07 February 2002

Good news. Graham Ward, of the University of Manchester and a proponent of "radical orthodoxy", is busy translating Henri de Lubac's Corpus Mysticum: L'Eucharistie et L'Eglise au Moyen-Age for Blackwell.

I've often been frustrated that this important work of history, theology, philosophy, and liturgics has remained untranslated since its initial publication in 1949. As the subtitle indicates, Corpus Mysticum is a study of the relationship between the eucharist and the church in the middle ages, with particular reference to the notion of the "mystical body" of Christ. De Lubac argues that from the early middle ages to the late middle ages there is a significant shift in how these realities are thought about and experienced, a shift that has been detrimental to both Protestant and Catholic theology (though authors like de Certeau, Pickstock, and others have drawn out the implications more than de Lubac did).

De Lubac's entire argument is difficult to summarize, but I give it a try. The term "Body of Christ" can have three referents: [1] the historical body of Jesus that was crucified and raised again, [2] the Church united to Christ as her Head, and [3] the sacramental Body of Christ received in the eucharist. De Lubac notes that in the early middle ages, [2] and [3] were closely aligned with one another and distinguished from [1], but over time [1] and [3] came to be aligned and distinguished from [2].

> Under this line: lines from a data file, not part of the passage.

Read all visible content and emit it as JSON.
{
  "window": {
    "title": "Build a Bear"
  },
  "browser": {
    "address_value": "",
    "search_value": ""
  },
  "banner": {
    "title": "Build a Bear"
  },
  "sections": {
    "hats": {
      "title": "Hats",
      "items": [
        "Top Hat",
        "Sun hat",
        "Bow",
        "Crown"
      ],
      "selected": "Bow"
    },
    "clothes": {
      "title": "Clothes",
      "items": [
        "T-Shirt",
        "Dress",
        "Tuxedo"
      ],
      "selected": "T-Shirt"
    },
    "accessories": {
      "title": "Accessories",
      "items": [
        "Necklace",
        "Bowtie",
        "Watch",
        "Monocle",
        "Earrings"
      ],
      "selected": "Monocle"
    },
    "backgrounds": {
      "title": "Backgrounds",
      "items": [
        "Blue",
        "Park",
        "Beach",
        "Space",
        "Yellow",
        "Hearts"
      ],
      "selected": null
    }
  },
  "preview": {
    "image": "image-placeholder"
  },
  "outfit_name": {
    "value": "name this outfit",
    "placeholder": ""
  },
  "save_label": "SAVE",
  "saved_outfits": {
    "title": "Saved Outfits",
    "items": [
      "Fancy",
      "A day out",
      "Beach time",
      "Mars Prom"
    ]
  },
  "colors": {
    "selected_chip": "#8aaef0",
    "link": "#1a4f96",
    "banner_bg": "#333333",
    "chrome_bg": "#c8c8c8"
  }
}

This is evident in the use of terminology such as "mystical body" and "true body." In the earlier period (starting really with the Fathers) the term "mystical body" referred primarily to the eucharist, though it could also be used in reference to the church, because the two were mutually constitutive. That is to say, the church gathers as the Body of Christ in order that the eucharistic Body of Christ be presently enacted and received, and in receiving the eucharistic Body of Christ, the church not only receives Christ, but also receives one another as his Body. The receiving of Christ in the eucharist is an ecclesially-embedded event, a liturgical action in time that also is the process by which the church herself as Christ's Body continually comes-to-be. In a fundamental way, the church constitutes the "true body" of Christ in which the eucharistic body is manifest and received in the communion of the church, sacramentally receiving one another.

In the later middle ages, this whole complex shifts and flips around, so that by the end of the 13th century it is the church that becomes the "mystical body" of Christ and the eucharist that is thought of in terms of the "true body" of Christ (corpus Christi verum). This shift represents a theological development in which the confecting of the eucharistic presence of Christ's body becomes the foundation for the reality of the historical church, rather than the two being mutually interdependent. Moreover, it de-temporalizes the relationship so that the eucharist is thought of less as an event, an action of the gathered church, and more as a thing, a miracle that can be positively and spatially located, fetishized, and marked out by particular consecratory words.

This gives rise to the late medieval understanding of "transsubstantiation" against which the Reformers were rightly objecting as an inauthentic interpretation of biblical faith and patristic (and early medieval) tradition. This does not, of course, absolve Protestant thought from its own problematics, for in many respects the Protestant reaction against the emerging Roman Catholic position was just as much caught up in the matrices of late medieval (and early modern) concepts.

Where the post-medieval Roman Catholic tendency was to see the eucharist as the "real" presence of Christ of which the church, as the "mystical" body was only a (juridically and hierarchically produced) metaphor, Protestants tended to see the church (produced by an act of faith in a juridical and propositional revelation) as the "real" body of the Christ to which the eucharist only points as a symbol. In a more extreme and individualized version, this Protestant tendency came to focus upon the individual believer's interior "receiving of Christ" through faith as the real of which the eucharist was only a symbolic expression.

To be fair, I should point out that figures like Calvin, Bucer, Cranmer, and others (at least on their best days) did try to call for a return to something like the patristic and early medieval view. But the forces of modernity that were already afoot, perhaps as early as the thought of Duns Scotus and certainly in the thought of these very Reformers, were too pervasive for much progress to be made.

In any case, I look forward very much to the publication of de Lubac's Corpus Mysticum so that English-speaking readers may finally directly benefit from his insightful study.